- [What to do]: Set down the material in full. Keep every line exactly as it is.
§ §
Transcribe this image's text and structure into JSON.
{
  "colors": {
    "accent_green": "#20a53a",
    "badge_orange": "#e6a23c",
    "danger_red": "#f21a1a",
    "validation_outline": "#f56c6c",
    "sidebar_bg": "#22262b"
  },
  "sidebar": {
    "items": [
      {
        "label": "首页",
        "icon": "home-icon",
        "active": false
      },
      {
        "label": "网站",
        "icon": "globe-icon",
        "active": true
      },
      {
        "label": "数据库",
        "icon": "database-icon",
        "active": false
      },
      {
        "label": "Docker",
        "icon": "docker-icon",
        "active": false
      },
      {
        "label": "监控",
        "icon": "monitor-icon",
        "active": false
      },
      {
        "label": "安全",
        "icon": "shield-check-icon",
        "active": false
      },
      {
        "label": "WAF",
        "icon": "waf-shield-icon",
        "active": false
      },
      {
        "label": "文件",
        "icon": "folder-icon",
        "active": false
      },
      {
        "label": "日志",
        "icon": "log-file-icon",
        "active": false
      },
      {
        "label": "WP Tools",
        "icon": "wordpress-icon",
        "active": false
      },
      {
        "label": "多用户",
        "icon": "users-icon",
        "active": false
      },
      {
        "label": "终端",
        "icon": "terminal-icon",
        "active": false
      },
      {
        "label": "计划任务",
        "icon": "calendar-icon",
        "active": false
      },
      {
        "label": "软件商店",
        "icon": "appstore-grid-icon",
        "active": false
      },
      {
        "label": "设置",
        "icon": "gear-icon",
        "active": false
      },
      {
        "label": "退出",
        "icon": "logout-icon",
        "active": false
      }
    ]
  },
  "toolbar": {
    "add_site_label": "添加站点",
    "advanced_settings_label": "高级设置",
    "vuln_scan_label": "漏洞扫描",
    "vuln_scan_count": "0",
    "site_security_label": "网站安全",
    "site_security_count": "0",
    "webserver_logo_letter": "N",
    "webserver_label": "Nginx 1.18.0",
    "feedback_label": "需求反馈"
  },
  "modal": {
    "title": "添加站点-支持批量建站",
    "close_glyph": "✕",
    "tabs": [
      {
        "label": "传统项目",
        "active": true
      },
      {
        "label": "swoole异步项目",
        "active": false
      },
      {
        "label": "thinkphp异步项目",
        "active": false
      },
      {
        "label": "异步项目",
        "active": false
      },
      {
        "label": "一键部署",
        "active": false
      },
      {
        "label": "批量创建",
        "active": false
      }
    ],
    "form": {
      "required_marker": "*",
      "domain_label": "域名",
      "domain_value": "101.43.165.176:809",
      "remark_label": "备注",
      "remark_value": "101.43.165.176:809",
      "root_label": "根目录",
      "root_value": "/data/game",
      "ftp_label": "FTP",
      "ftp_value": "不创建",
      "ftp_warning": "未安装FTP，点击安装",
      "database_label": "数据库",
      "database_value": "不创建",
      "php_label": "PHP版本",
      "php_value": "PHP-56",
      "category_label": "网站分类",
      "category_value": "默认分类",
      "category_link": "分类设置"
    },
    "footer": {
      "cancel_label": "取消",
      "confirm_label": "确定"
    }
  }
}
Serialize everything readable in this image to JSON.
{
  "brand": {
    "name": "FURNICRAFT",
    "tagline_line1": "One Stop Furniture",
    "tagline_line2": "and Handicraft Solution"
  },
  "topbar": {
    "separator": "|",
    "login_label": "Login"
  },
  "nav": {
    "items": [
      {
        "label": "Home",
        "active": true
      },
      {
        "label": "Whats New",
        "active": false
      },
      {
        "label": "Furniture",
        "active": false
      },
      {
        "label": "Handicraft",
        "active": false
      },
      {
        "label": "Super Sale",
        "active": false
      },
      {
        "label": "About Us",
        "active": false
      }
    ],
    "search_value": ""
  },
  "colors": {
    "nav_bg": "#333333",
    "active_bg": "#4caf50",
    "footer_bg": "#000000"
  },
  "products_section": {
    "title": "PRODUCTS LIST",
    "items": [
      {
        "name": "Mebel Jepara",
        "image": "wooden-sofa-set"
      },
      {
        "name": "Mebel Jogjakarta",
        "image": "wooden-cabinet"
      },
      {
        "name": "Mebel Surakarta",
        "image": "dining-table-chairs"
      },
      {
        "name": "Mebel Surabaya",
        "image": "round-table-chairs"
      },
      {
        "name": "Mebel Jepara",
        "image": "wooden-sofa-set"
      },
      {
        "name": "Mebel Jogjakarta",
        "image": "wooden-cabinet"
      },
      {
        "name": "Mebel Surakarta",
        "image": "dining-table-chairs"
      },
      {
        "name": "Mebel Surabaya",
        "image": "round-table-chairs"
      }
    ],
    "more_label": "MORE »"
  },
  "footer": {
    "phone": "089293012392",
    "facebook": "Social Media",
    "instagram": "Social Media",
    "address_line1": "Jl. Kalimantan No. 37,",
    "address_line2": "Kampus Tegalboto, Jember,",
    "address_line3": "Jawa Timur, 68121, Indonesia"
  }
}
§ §
- [Output below]:
Transcribe this image's text and structure into JSON.
{
  "colors": {
    "accent_green": "#20a53a",
    "badge_orange": "#e6a23c",
    "danger_red": "#f21a1a",
    "validation_outline": "#f56c6c",
    "sidebar_bg": "#22262b"
  },
  "sidebar": {
    "items": [
      {
        "label": "首页",
        "icon": "home-icon",
        "active": false
      },
      {
        "label": "网站",
        "icon": "globe-icon",
        "active": true
      },
      {
        "label": "数据库",
        "icon": "database-icon",
        "active": false
      },
      {
        "label": "Docker",
        "icon": "docker-icon",
        "active": false
      },
      {
        "label": "监控",
        "icon": "monitor-icon",
        "active": false
      },
      {
        "label": "安全",
        "icon": "shield-check-icon",
        "active": false
      },
      {
        "label": "WAF",
        "icon": "waf-shield-icon",
        "active": false
      },
      {
        "label": "文件",
        "icon": "folder-icon",
        "active": false
      },
      {
        "label": "日志",
        "icon": "log-file-icon",
        "active": false
      },
      {
        "label": "WP Tools",
        "icon": "wordpress-icon",
        "active": false
      },
      {
        "label": "多用户",
        "icon": "users-icon",
        "active": false
      },
      {
        "label": "终端",
        "icon": "terminal-icon",
        "active": false
      },
      {
        "label": "计划任务",
        "icon": "calendar-icon",
        "active": false
      },
      {
        "label": "软件商店",
        "icon": "appstore-grid-icon",
        "active": false
      },
      {
        "label": "设置",
        "icon": "gear-icon",
        "active": false
      },
      {
        "label": "退出",
        "icon": "logout-icon",
        "active": false
      }
    ]
  },
  "toolbar": {
    "add_site_label": "添加站点",
    "advanced_settings_label": "高级设置",
    "vuln_scan_label": "漏洞扫描",
    "vuln_scan_count": "0",
    "site_security_label": "网站安全",
    "site_security_count": "0",
    "webserver_logo_letter": "N",
    "webserver_label": "Nginx 1.18.0",
    "feedback_label": "需求反馈"
  },
  "modal": {
    "title": "添加站点-支持批量建站",
    "close_glyph": "✕",
    "tabs": [
      {
        "label": "传统项目",
        "active": true
      },
      {
        "label": "swoole异步项目",
        "active": false
      },
      {
        "label": "thinkphp异步项目",
        "active": false
      },
      {
        "label": "异步项目",
        "active": false
      },
      {
        "label": "一键部署",
        "active": false
      },
      {
        "label": "批量创建",
        "active": false
      }
    ],
    "form": {
      "required_marker": "*",
      "domain_label": "域名",
      "domain_value": "101.43.165.176:809",
      "remark_label": "备注",
      "remark_value": "101.43.165.176:809",
      "root_label": "根目录",
      "root_value": "/data/game",
      "ftp_label": "FTP",
      "ftp_value": "不创建",
      "ftp_warning": "未安装FTP，点击安装",
      "database_label": "数据库",
      "database_value": "不创建",
      "php_label": "PHP版本",
      "php_value": "PHP-56",
      "category_label": "网站分类",
      "category_value": "默认分类",
      "category_link": "分类设置"
    },
    "footer": {
      "cancel_label": "取消",
      "confirm_label": "确定"
    }
  }
}
Serialize everything readable in this image to JSON.
{
  "brand": {
    "name": "FURNICRAFT",
    "tagline_line1": "One Stop Furniture",
    "tagline_line2": "and Handicraft Solution"
  },
  "topbar": {
    "separator": "|",
    "login_label": "Login"
  },
  "nav": {
    "items": [
      {
        "label": "Home",
        "active": true
      },
      {
        "label": "Whats New",
        "active": false
      },
      {
        "label": "Furniture",
        "active": false
      },
      {
        "label": "Handicraft",
        "active": false
      },
      {
        "label": "Super Sale",
        "active": false
      },
      {
        "label": "About Us",
        "active": false
      }
    ],
    "search_value": ""
  },
  "colors": {
    "nav_bg": "#333333",
    "active_bg": "#4caf50",
    "footer_bg": "#000000"
  },
  "products_section": {
    "title": "PRODUCTS LIST",
    "items": [
      {
        "name": "Mebel Jepara",
        "image": "wooden-sofa-set"
      },
      {
        "name": "Mebel Jogjakarta",
        "image": "wooden-cabinet"
      },
      {
        "name": "Mebel Surakarta",
        "image": "dining-table-chairs"
      },
      {
        "name": "Mebel Surabaya",
        "image": "round-table-chairs"
      },
      {
        "name": "Mebel Jepara",
        "image": "wooden-sofa-set"
      },
      {
        "name": "Mebel Jogjakarta",
        "image": "wooden-cabinet"
      },
      {
        "name": "Mebel Surakarta",
        "image": "dining-table-chairs"
      },
      {
        "name": "Mebel Surabaya",
        "image": "round-table-chairs"
      }
    ],
    "more_label": "MORE »"
  },
  "footer": {
    "phone": "089293012392",
    "facebook": "Social Media",
    "instagram": "Social Media",
    "address_line1": "Jl. Kalimantan No. 37,",
    "address_line2": "Kampus Tegalboto, Jember,",
    "address_line3": "Jawa Timur, 68121, Indonesia"
  }
}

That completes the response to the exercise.